Selection in Response to Plant Community Diversity

Greenhouse Experiment

Previously it was shown that differential selection in monoculture and mixed species grassland communities could lead to the rapid emergence of monoculture and mixture phenotypes (Zuppinger-Dingley et al, 2014).
I conducted a similar experiment showing that community diversity as selective environment can alter plant performance and functional traits. This research was published in Perspectives in Plant Ecology, Evolution and Systematics.
Link to the publication.

Underlying mechanisms for such rapid phenotypic responses are however still unclear. We hypothesize that in biodiversity experiments pre-adapted genotypes or epigenetic variants could be sorted out from the standing genetic or epigenetic variation. To test if biodiversity acted as a selective environment, we grew offspring from plants that were exposed for twelve years to a monocultures or mixture environment under controlled greenhouse conditions. Using epiGBS, a genotyping by sequencing approach combined with bisulphite conversion to provide integrative genetic and epigenetic data, we showed that plants with a monoculture or mixture background were genetically distinct. Our data reveals a strong correlation between genetic and epigenetic variation and suggest genetic variation as driving force of most epigenetic variation. This pattern was consistently observed across different plant species. These results suggest that, in perennial grassland species, selection of genetic variation underlies the rapid emergence of monoculture and mixture types.
Link to the publication.
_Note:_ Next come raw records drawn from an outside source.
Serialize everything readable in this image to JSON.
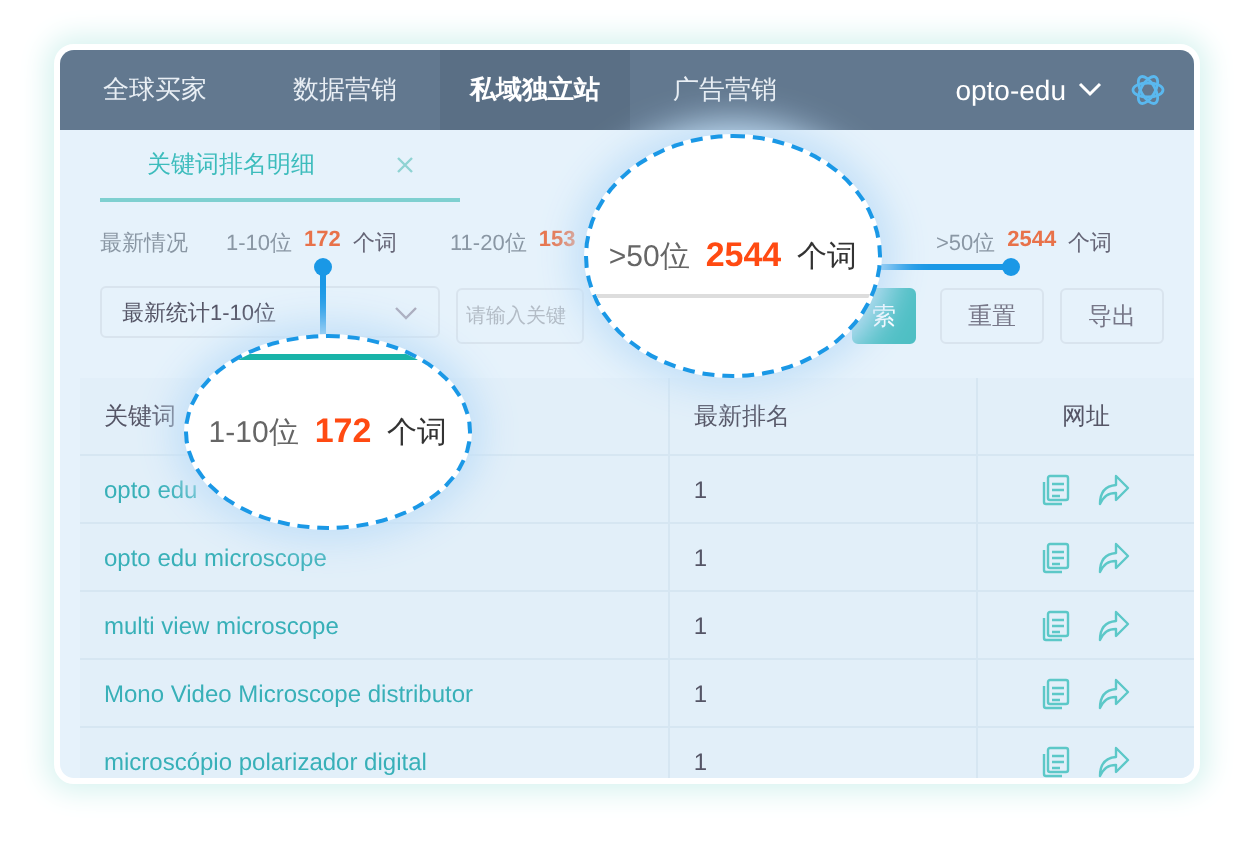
{
  "nav": {
    "tabs": [
      {
        "label": "全球买家",
        "selected": false
      },
      {
        "label": "数据营销",
        "selected": false
      },
      {
        "label": "私域独立站",
        "selected": true
      },
      {
        "label": "广告营销",
        "selected": false
      }
    ],
    "account": "opto-edu"
  },
  "page_tabs": [
    {
      "label": "关键词排名明细",
      "selected": true,
      "closable": true
    }
  ],
  "stats": {
    "label": "最新情况",
    "items": [
      {
        "range": "1-10位",
        "count": "172",
        "unit": "个词"
      },
      {
        "range": "11-20位",
        "count": "153"
      },
      {
        "range": ">50位",
        "count": "2544",
        "unit": "个词"
      }
    ]
  },
  "filters": {
    "select": "最新统计1-10位",
    "search": {
      "placeholder": "请输入关键"
    },
    "buttons": [
      {
        "label": "索",
        "kind": "primary"
      },
      {
        "label": "重置",
        "kind": "plain"
      },
      {
        "label": "导出",
        "kind": "plain"
      }
    ]
  },
  "table": {
    "columns": [
      "关键词",
      "最新排名",
      "网址"
    ],
    "rows": [
      {
        "keyword": "opto edu",
        "rank": "1"
      },
      {
        "keyword": "opto edu microscope",
        "rank": "1"
      },
      {
        "keyword": "multi view microscope",
        "rank": "1"
      },
      {
        "keyword": "Mono Video Microscope distributor",
        "rank": "1"
      },
      {
        "keyword": "microscópio polarizador digital",
        "rank": "1"
      }
    ]
  },
  "callouts": [
    {
      "range": "1-10位",
      "count": "172",
      "unit": "个词"
    },
    {
      "range": ">50位",
      "count": "2544",
      "unit": "个词"
    }
  ]
}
For a quick overview check out the following poster (presented at the 40th New Phytologist Symposium in Vienna, Austria).
Poster: Evidence for Rapid Evolution in Grasslands (pdf)

Auf Deutsch gibt es eine Zusammenfassung hier auf der Seite der Mathematisch-naturwissenschaftlichen Fakultät der Universität Zürich.

A short English summary of the research can be found here.

Plant–Soil Interactions

AMF plant-soil feedback experiment

In a project led by my PhD colleague Dr. Terhi Hahl we assessed in greenhouse experiments whether soil community history and plant selection history interact. Specifically, we looked at interactions between plants and mutualistic soil organisms (arbuscular mycorrhizal fungi) as well as other microbes. The corresponding paper is published in Functional ecology.
Link to the publication

We were furthermore interested how both plant diversity and co-selection between plants and their associated soil microbiota can shape the microbiome of the plant rhizosphere. In a paper led by my collaborators Dr. Marc Schmid and Dr. Terhi Hahl we found that the bacterial community composition was influenced mostly by plant identity but also by soil legacy effects. The results are published in Molecular Ecology.
Link to the publication

Finally, we also assessed bacterial and fungal community composition in the soils of our experimental plots in the Jena Experiment using 16S and ITS sequencing. Soil microbial diversity was positively but weakly associated with plant diversity, with the strongest difference in microbial diversity between plant monocultures and any community of more than one plant species. Particular plant community compositions were associated with particular microbial community compositions. Soil legacy (old soil) increased soil bacterial richness and evenness more strongly than did plant community age. Plant community age (old plant communities) significantly affected the abundance of 10% of fungal OTUs. Some of the effects of soil legacy on bacterial and fungal diversity were indirect via changes in soil abiotic and biotic properties. Our findings suggest that as experimental ecosystems develop over time, plant communities associate with specific microbiomes and plant species associate with specific soil microbial species. This paper will be published in Journal of Ecology shortly. In the mean time check out the preprint!

Links